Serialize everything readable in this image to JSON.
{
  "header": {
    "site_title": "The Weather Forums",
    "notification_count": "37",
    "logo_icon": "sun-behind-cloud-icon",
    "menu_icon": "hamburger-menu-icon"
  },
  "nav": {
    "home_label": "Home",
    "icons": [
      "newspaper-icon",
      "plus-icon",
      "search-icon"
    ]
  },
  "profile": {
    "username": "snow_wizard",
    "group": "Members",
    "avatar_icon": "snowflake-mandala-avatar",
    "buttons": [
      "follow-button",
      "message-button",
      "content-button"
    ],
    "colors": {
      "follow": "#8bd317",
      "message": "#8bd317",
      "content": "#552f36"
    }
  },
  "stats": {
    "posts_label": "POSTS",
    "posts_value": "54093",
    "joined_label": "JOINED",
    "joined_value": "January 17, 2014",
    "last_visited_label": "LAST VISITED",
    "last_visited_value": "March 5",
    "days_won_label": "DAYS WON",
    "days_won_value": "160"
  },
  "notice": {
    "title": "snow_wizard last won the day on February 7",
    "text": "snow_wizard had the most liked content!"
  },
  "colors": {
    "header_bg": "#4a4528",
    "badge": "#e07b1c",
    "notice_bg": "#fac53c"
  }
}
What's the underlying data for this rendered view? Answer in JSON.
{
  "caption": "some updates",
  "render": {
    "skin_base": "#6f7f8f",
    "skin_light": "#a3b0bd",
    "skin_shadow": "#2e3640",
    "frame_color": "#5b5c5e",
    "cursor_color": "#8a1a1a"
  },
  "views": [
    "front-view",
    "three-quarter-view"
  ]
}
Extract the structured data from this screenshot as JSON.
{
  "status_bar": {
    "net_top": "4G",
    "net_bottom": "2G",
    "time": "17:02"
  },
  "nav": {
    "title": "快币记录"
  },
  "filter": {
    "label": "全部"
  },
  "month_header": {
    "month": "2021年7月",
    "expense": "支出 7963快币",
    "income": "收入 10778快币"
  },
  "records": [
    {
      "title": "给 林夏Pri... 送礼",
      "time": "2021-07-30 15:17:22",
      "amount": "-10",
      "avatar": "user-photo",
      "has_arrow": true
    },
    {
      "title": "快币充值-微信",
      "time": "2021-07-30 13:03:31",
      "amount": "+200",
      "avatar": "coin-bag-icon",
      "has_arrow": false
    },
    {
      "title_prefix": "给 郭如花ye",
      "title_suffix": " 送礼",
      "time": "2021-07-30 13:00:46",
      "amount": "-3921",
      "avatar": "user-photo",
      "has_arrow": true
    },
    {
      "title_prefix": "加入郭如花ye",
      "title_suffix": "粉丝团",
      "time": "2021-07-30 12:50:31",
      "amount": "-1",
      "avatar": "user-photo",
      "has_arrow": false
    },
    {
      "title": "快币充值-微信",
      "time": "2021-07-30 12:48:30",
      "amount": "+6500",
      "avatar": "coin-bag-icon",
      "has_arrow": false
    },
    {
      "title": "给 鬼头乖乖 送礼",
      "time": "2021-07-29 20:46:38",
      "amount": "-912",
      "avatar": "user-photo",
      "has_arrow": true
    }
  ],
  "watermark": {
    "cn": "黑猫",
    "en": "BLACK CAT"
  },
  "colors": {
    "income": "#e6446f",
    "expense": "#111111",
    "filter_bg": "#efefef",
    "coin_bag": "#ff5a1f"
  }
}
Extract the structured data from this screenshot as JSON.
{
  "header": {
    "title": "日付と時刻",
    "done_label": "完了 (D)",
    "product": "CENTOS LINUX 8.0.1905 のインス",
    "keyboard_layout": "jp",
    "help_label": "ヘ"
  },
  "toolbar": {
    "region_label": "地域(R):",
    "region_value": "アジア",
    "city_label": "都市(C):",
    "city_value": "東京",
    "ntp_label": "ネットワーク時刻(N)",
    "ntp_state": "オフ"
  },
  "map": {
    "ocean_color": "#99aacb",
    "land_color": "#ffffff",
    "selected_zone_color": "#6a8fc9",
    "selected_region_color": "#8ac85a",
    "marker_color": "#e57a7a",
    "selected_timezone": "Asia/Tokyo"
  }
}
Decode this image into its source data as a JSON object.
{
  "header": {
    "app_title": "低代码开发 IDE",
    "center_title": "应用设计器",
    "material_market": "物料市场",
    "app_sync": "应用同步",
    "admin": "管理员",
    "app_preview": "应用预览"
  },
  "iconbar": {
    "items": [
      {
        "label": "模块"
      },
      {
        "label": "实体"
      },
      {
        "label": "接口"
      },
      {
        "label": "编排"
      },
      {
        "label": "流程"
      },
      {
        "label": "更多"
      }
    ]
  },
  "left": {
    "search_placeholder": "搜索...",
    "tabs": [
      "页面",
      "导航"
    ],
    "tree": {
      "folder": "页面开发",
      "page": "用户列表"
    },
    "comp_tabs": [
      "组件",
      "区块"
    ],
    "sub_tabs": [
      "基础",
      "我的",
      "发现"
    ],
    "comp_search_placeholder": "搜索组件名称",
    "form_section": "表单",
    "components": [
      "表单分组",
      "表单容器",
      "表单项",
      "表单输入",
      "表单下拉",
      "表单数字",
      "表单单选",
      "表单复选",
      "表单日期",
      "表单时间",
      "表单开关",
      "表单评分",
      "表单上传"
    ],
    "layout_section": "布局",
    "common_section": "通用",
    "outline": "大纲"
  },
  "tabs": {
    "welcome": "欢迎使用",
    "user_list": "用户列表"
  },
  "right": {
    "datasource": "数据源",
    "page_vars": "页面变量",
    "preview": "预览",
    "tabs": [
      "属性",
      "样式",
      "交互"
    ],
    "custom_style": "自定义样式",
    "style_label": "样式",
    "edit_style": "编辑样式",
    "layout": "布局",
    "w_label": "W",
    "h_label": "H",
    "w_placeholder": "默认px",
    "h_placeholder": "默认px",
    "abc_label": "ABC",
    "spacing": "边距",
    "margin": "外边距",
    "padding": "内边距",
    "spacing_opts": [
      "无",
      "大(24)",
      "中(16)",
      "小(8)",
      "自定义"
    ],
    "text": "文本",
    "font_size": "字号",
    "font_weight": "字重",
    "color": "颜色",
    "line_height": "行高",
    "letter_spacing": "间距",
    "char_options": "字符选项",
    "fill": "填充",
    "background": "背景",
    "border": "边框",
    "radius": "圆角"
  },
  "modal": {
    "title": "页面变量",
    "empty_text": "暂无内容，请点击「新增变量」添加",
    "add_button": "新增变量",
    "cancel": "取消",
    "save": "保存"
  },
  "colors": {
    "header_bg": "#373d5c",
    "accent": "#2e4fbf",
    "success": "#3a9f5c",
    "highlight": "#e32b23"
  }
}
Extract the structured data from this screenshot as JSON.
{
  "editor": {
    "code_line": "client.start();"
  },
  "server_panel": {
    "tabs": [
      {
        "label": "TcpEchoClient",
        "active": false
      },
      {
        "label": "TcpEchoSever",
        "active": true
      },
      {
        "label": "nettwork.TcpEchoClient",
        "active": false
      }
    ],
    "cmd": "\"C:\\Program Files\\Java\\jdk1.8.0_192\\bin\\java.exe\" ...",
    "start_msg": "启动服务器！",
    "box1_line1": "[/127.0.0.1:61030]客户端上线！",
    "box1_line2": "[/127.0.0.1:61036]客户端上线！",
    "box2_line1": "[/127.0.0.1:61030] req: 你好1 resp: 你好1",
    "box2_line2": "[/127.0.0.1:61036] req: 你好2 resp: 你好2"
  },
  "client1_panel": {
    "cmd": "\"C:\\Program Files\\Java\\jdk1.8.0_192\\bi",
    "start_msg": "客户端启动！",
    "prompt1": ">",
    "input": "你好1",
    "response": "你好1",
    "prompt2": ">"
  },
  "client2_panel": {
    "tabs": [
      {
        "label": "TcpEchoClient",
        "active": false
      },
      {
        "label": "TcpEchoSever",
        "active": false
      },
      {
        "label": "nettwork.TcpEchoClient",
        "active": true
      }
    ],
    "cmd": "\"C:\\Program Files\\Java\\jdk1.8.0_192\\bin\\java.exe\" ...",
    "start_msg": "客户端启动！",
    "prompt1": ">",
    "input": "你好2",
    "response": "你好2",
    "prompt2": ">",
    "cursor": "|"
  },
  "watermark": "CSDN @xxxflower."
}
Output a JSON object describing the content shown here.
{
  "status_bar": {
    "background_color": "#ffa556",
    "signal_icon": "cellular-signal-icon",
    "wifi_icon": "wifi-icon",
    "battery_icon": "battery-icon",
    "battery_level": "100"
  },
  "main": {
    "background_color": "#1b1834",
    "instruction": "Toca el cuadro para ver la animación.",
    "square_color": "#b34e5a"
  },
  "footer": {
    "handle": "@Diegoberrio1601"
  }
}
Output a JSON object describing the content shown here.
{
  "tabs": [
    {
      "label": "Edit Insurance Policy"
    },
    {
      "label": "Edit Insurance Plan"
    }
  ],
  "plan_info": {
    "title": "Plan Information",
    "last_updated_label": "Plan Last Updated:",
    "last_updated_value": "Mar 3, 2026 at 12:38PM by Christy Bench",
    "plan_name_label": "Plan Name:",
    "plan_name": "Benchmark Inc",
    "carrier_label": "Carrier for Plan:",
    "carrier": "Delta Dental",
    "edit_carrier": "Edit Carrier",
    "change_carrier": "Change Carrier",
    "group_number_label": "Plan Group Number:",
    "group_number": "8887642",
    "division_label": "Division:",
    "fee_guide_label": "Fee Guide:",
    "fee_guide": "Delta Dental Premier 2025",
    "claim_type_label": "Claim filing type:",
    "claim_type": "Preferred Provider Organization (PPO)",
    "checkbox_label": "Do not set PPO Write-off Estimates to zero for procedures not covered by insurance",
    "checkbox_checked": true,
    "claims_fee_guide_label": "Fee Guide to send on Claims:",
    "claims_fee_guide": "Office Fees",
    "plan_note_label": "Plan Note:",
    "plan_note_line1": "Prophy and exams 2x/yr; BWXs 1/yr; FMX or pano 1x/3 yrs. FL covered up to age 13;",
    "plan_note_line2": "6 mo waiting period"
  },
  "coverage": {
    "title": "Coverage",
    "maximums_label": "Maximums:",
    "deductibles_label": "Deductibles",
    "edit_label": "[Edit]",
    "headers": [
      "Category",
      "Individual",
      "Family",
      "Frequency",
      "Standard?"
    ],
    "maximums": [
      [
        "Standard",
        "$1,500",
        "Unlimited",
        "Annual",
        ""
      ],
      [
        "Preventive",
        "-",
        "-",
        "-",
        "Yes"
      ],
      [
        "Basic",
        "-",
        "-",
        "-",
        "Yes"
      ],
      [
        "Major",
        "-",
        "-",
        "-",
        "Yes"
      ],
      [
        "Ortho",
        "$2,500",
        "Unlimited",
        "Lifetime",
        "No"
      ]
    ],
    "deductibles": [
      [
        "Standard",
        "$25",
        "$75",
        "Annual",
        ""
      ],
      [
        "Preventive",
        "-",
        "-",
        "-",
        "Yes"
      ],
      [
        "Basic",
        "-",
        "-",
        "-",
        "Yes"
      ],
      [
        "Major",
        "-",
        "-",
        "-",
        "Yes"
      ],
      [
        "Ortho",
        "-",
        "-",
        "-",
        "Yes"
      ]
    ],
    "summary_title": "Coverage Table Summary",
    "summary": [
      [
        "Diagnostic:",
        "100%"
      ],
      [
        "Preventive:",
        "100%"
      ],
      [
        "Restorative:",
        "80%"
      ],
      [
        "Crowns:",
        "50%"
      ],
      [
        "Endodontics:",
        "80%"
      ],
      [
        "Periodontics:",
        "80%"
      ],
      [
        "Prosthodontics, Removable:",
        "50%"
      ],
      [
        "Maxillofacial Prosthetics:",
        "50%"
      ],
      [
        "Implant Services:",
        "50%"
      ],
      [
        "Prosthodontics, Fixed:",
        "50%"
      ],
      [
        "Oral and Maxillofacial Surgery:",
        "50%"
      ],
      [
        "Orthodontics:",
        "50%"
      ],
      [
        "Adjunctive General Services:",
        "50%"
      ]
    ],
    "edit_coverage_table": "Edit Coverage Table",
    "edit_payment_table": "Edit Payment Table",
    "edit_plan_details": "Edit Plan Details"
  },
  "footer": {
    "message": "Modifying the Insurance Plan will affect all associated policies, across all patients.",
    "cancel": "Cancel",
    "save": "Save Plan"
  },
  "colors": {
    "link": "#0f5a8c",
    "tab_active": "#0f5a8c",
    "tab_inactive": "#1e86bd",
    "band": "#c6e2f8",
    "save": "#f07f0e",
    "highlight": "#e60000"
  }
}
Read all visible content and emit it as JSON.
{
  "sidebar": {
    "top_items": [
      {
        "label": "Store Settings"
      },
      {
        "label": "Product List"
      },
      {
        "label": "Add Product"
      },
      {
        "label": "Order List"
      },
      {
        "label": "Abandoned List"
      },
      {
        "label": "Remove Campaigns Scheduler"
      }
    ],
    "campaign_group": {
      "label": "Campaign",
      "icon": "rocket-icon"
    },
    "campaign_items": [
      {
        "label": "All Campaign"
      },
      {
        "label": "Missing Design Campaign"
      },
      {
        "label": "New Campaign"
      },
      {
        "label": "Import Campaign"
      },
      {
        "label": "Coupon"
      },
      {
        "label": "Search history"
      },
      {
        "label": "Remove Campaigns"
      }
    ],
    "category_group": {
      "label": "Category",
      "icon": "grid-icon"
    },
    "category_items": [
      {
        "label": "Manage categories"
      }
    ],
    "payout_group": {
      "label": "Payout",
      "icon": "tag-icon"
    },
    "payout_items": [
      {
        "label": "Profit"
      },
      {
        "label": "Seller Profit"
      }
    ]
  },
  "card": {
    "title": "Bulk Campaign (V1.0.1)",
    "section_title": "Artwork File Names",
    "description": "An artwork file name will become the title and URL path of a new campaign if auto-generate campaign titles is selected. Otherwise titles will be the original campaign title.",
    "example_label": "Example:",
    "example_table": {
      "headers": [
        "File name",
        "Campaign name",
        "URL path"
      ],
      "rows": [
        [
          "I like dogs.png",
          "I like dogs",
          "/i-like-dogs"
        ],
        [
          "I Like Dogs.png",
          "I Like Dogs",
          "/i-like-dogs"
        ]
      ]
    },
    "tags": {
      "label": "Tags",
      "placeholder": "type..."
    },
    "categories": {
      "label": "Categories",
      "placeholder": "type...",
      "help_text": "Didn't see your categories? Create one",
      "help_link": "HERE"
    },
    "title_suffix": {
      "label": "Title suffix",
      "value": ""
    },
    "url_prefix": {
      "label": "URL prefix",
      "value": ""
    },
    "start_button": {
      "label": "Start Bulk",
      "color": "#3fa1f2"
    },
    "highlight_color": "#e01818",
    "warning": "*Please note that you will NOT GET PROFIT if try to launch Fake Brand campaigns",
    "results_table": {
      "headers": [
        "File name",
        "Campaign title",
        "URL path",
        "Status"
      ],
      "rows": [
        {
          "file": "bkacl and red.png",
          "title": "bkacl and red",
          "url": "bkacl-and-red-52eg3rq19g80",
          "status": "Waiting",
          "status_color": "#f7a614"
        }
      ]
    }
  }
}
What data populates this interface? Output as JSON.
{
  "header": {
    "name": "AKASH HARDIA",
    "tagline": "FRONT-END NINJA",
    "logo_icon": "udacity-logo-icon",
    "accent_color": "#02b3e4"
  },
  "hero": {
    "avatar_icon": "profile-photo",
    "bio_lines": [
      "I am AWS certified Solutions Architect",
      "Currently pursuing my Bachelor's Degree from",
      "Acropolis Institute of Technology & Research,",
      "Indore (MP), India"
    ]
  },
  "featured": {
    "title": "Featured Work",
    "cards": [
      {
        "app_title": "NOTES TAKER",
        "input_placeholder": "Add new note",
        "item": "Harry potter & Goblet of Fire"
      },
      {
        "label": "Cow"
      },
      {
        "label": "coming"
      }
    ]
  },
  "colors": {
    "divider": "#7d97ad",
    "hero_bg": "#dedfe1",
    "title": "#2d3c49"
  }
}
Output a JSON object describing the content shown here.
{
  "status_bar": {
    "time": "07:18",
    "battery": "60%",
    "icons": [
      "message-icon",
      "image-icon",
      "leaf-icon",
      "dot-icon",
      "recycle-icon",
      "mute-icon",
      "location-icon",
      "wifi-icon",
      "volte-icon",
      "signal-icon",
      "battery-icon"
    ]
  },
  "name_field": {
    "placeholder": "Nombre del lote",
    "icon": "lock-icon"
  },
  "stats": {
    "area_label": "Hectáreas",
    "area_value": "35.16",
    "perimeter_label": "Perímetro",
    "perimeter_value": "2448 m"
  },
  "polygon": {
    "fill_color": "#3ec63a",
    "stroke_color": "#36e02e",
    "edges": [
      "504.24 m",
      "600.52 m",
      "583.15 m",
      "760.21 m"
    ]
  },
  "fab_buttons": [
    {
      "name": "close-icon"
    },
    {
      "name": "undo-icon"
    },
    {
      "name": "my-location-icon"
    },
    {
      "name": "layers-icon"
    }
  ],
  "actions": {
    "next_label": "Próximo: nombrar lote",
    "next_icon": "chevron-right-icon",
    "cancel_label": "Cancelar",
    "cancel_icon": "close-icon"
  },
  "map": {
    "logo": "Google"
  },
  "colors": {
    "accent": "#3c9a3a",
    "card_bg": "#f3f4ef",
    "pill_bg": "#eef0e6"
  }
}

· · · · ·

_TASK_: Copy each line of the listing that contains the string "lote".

_RESPONSE AREA_:
    "placeholder": "Nombre del lote",
    "next_label": "Próximo: nombrar lote",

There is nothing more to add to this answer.